From the entries below, copy every line that holds the word "Bandwidth".

━━ Information given ━━

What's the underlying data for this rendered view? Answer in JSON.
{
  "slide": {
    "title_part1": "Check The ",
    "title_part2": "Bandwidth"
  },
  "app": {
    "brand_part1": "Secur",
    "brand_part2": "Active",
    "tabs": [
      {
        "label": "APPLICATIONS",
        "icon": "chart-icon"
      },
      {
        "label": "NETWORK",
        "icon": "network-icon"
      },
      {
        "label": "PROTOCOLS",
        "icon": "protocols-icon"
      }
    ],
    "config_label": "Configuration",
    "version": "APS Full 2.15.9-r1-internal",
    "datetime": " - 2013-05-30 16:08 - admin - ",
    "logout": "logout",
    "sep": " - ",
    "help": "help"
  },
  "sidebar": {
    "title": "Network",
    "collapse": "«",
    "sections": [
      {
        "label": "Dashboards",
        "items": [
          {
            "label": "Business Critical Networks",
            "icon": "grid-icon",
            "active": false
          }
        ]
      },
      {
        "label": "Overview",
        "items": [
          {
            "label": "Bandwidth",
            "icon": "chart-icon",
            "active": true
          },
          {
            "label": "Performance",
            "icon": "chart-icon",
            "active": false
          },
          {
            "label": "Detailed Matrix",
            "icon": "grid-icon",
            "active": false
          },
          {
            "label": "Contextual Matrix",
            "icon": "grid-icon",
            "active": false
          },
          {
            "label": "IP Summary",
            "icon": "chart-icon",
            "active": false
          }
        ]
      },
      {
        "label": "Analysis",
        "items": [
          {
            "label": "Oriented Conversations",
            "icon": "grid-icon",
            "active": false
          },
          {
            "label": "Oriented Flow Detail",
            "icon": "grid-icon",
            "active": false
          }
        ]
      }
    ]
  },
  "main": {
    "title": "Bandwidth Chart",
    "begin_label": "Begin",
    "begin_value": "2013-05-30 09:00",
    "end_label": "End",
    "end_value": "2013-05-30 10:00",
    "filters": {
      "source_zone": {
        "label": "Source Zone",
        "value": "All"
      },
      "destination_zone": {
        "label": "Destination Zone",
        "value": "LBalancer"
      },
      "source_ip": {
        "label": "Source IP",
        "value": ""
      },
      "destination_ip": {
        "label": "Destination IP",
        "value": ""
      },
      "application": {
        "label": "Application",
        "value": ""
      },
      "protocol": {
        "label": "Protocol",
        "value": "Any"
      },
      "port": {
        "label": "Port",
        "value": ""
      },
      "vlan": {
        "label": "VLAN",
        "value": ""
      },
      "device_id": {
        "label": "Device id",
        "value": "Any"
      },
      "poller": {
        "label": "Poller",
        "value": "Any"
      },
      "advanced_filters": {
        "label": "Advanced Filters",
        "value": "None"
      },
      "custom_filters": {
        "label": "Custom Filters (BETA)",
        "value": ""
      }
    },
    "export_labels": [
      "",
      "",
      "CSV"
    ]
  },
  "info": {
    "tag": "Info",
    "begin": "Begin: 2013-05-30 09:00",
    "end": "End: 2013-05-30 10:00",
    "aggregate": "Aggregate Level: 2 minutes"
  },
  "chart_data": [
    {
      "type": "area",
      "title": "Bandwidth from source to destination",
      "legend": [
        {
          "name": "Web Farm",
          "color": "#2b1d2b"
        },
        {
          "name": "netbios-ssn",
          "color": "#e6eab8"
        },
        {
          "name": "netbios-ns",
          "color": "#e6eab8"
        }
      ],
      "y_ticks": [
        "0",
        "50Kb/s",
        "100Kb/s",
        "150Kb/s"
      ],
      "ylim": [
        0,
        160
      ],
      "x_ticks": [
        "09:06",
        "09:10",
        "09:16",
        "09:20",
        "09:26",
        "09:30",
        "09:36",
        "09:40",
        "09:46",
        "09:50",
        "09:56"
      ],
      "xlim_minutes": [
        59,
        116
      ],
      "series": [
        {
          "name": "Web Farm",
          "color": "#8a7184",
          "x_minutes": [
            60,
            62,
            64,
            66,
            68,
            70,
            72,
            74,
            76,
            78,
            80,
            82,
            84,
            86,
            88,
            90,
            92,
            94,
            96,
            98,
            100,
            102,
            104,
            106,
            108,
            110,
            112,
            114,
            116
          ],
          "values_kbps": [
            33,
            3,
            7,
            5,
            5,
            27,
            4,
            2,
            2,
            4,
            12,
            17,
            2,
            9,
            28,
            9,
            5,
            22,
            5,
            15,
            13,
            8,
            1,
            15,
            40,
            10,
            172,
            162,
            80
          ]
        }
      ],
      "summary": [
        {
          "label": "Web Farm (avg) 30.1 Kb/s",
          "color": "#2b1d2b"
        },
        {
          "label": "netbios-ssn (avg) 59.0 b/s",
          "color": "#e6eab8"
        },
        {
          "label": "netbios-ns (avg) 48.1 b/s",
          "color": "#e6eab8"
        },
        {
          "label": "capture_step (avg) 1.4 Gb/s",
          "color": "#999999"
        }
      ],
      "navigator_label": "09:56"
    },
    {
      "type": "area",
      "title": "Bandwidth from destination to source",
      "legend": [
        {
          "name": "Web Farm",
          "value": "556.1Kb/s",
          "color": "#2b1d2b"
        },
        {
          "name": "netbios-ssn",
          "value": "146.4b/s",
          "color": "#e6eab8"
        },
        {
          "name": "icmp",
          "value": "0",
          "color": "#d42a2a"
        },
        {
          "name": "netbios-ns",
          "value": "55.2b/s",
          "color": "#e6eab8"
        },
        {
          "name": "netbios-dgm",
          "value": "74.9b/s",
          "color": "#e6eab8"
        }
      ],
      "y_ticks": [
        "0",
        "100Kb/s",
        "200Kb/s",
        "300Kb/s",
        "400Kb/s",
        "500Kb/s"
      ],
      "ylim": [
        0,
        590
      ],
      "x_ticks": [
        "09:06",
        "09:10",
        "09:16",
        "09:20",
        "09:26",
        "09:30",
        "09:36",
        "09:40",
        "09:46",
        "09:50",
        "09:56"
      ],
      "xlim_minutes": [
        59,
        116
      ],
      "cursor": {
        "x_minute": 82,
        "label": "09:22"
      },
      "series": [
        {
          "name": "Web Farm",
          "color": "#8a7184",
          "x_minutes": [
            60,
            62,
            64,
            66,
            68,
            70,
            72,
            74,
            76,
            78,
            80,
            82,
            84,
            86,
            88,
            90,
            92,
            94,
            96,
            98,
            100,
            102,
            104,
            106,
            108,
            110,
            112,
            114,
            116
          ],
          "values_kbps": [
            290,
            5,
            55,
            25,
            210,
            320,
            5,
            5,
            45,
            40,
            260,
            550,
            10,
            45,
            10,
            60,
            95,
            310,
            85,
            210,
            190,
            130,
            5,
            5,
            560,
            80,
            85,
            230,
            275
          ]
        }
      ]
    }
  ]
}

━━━

Answer for this exercise
    "title_part2": "Bandwidth"
            "label": "Bandwidth",
    "title": "Bandwidth Chart",
      "title": "Bandwidth from source to destination",
      "title": "Bandwidth from destination to source",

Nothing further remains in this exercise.